§ About this task
Using the records provided below, locate and copy each line that contains the word "therapist".

§ Information provided
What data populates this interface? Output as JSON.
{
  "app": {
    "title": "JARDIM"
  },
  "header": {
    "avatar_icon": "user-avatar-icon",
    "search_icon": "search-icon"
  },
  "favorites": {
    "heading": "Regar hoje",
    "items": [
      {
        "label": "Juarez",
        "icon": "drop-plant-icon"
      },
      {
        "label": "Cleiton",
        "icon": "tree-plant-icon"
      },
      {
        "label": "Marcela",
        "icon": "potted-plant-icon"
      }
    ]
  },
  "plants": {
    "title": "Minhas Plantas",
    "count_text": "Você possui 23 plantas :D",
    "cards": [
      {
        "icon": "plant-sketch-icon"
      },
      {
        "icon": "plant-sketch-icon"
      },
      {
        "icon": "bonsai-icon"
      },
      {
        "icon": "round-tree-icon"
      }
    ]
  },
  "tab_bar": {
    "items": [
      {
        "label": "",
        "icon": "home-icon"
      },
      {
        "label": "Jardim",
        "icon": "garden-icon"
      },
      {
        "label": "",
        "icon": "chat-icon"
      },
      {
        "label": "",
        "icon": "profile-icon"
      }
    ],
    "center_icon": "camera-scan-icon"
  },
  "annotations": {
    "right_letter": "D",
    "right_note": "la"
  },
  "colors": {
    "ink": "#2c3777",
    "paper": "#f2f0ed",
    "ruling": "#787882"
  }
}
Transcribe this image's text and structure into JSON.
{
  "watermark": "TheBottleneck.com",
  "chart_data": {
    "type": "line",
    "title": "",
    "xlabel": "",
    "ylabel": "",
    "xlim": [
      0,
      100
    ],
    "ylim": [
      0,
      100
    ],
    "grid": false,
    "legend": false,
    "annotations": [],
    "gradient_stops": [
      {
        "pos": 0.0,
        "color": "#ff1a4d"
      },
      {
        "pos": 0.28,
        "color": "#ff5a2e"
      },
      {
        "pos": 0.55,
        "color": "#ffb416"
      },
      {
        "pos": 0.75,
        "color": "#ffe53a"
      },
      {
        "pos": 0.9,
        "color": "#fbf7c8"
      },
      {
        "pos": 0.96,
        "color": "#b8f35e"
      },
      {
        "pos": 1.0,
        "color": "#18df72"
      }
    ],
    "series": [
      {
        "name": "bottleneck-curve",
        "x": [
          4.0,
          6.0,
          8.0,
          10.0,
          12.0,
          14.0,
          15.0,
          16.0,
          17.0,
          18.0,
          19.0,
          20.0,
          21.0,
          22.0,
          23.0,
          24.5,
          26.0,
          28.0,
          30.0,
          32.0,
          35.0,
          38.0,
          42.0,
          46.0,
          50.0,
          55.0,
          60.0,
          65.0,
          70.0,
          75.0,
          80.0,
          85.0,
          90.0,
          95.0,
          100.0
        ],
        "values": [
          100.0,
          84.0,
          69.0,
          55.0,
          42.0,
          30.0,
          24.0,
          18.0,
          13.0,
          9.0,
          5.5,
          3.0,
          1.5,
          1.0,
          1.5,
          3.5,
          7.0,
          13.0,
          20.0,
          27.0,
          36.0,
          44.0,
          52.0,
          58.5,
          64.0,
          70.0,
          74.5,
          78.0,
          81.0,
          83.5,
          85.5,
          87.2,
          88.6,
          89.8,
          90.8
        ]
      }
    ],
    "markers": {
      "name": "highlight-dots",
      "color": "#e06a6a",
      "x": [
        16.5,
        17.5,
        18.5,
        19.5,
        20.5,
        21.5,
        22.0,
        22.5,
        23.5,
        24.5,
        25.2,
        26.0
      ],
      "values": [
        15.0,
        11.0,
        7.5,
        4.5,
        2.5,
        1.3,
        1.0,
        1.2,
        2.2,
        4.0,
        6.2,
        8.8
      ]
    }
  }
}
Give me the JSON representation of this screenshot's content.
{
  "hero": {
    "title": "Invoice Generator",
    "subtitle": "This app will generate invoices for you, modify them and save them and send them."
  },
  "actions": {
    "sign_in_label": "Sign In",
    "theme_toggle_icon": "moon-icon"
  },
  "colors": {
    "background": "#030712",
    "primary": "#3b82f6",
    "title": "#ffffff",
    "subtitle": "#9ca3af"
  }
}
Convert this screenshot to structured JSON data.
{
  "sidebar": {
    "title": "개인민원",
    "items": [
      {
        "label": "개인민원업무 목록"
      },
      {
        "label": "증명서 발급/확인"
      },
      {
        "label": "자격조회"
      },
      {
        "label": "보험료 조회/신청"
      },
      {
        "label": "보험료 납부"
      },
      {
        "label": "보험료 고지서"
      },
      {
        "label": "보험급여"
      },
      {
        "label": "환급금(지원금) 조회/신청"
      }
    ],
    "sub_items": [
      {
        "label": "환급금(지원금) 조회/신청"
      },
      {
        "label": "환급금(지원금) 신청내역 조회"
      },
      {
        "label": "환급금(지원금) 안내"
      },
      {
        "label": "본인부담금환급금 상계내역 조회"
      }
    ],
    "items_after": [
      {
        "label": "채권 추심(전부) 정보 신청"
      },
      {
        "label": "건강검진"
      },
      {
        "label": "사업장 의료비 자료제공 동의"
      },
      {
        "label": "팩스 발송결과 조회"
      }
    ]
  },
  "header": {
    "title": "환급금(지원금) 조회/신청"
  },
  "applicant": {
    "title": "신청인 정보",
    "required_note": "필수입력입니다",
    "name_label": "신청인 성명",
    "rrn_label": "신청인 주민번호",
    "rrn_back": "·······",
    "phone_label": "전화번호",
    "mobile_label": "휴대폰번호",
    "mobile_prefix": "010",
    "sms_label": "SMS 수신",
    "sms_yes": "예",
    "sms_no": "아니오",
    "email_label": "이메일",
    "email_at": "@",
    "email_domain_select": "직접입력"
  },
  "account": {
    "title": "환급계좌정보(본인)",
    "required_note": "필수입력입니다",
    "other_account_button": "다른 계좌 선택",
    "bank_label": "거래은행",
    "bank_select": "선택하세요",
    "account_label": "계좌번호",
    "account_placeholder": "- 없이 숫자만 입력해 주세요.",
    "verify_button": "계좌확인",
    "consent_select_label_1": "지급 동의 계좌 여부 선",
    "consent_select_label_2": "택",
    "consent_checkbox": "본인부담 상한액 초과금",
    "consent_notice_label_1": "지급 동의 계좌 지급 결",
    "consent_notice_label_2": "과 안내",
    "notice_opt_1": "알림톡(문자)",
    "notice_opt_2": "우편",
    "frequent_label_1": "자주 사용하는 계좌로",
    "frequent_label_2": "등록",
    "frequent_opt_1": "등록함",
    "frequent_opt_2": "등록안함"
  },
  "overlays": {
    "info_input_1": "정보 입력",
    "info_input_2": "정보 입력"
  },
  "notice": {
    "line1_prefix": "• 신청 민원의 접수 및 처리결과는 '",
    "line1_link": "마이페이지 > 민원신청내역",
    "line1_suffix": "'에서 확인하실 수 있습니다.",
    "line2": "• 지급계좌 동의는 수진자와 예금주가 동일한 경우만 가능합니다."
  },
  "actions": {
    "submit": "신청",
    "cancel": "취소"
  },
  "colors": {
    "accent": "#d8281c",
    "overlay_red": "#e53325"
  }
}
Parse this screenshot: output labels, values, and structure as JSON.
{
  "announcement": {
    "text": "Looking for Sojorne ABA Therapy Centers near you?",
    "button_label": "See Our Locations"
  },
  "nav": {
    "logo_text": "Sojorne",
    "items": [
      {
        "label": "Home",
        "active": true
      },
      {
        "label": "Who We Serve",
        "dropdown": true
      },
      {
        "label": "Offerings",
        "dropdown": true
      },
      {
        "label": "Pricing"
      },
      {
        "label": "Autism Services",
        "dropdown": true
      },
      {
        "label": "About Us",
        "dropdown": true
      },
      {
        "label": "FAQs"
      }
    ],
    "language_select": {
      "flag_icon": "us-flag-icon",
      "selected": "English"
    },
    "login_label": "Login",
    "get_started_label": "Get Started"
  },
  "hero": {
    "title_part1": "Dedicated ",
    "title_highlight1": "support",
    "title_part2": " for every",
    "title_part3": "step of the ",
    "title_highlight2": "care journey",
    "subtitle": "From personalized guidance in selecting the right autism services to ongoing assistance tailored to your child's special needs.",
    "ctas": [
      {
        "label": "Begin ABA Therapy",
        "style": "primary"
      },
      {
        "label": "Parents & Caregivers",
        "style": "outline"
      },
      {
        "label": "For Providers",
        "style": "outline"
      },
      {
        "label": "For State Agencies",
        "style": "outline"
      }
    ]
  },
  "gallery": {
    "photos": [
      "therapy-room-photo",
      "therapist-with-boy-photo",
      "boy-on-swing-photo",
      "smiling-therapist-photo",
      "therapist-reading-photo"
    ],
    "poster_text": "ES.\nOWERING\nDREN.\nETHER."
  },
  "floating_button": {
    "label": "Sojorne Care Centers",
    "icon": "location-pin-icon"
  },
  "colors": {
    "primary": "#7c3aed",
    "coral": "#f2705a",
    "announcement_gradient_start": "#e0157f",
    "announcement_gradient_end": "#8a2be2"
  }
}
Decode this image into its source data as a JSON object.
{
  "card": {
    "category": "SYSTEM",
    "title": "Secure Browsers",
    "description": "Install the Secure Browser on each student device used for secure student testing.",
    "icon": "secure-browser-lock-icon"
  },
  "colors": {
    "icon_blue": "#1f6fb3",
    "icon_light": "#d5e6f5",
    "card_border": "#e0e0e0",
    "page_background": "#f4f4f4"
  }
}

§ Solution below
      "therapist-with-boy-photo",
      "smiling-therapist-photo",
      "therapist-reading-photo"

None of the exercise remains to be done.